Premier said it had completed a new underground conceptual mine plan for RHA in conjunction with technical assistance from independent South African mine planning consultants, Bara Consulting, geological consultants Shango Solutions and metallurgy and process engineer Multotec Process Equipment.
Roach said the conceptual mine plan was based on an underground production rate of 6 000 tonnes per month and indicates a peak funding requirement of US$2,5 million and a payback within 16 months.
“In the context of this announcement, it is important to note that RHA is a developed mine with existing surface plant and infrastructure already paid for in full by Premier.
“Recovery of wolframite from the deposit at RHA has already occurred and historically, concentrate produced through the plant at the mine has all been sold and remains in strong demand,” Roach said.
However, the Premier boss noted that surging Covid-19 cases in the southern African region has not helped progress at Zulu Lithium, its lithium asset near Bulawayo, where travel and other restrictions have affected progress in its drilling programme.
Despite these hurdles, Roach noted that rigs were continuing to operate and equipment were now only awaiting import clearance before shipment into Zimbabwe.
“The drilling is underway at Zulu and is just one component of the definitive feasibility study.
“In the background important other work is underway including that associated with environment, water management, tailings management, geotechnical assessment, preparation for additional metallurgical studies, logistics route planning and cost estimates,” he said.
“At this time, Premier still expects to complete the study within the anticipated timelines and a variation to that will be communicated if necessary.
“In the light of surging spodumene concentrate prices, we have also commissioned a review of the Zulu scoping study with the intention of both better understanding the overall potential value of Zulu and to assess potentially reversing the current impairment of this project.”

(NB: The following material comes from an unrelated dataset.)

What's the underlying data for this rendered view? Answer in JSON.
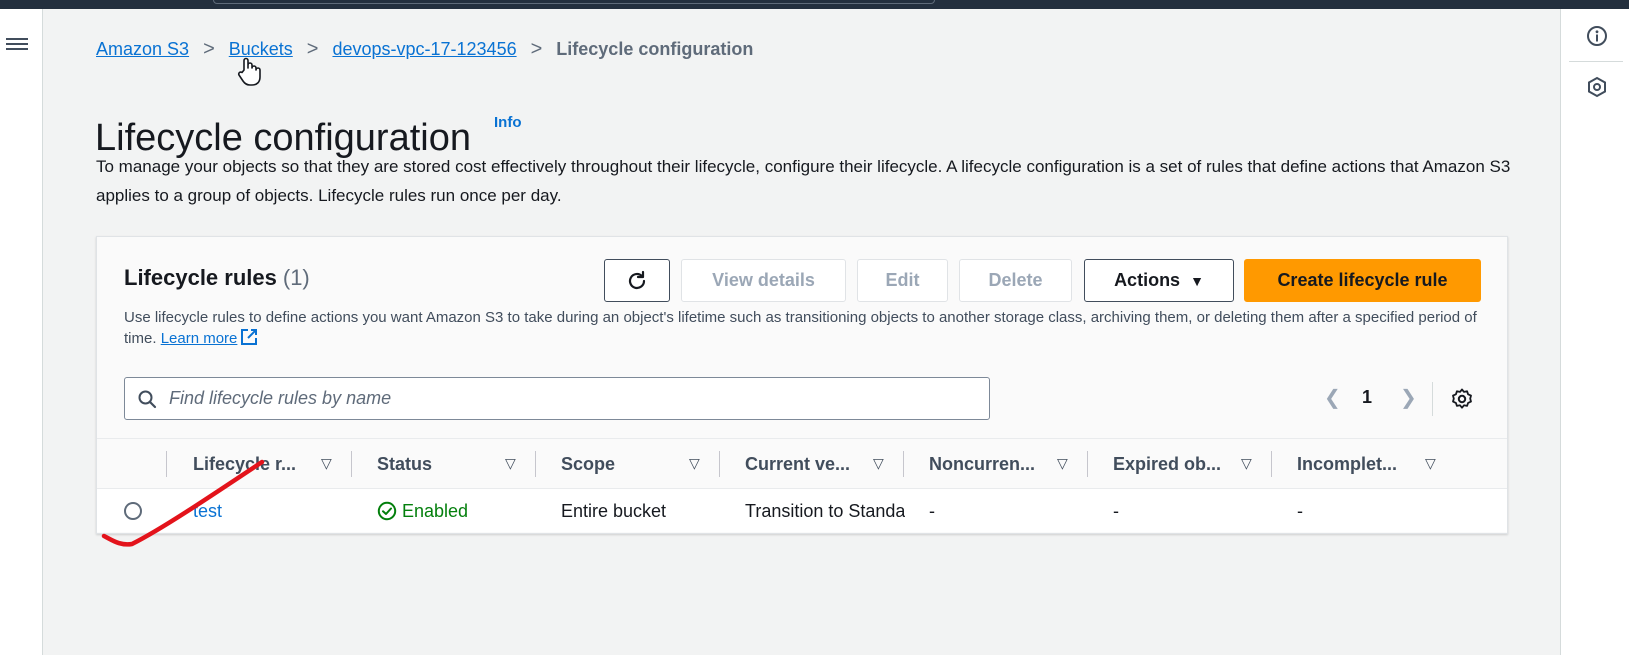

One of only a few big foreign mines that have pursued their projects in Zimbabwe in the country, the company holds a diverse portfolio of projects, which include tungsten, rare earth elements, lithium and tantalum in Zimbabwe, encompassing brownfield projects with near-term production potential to grass-roots exploration.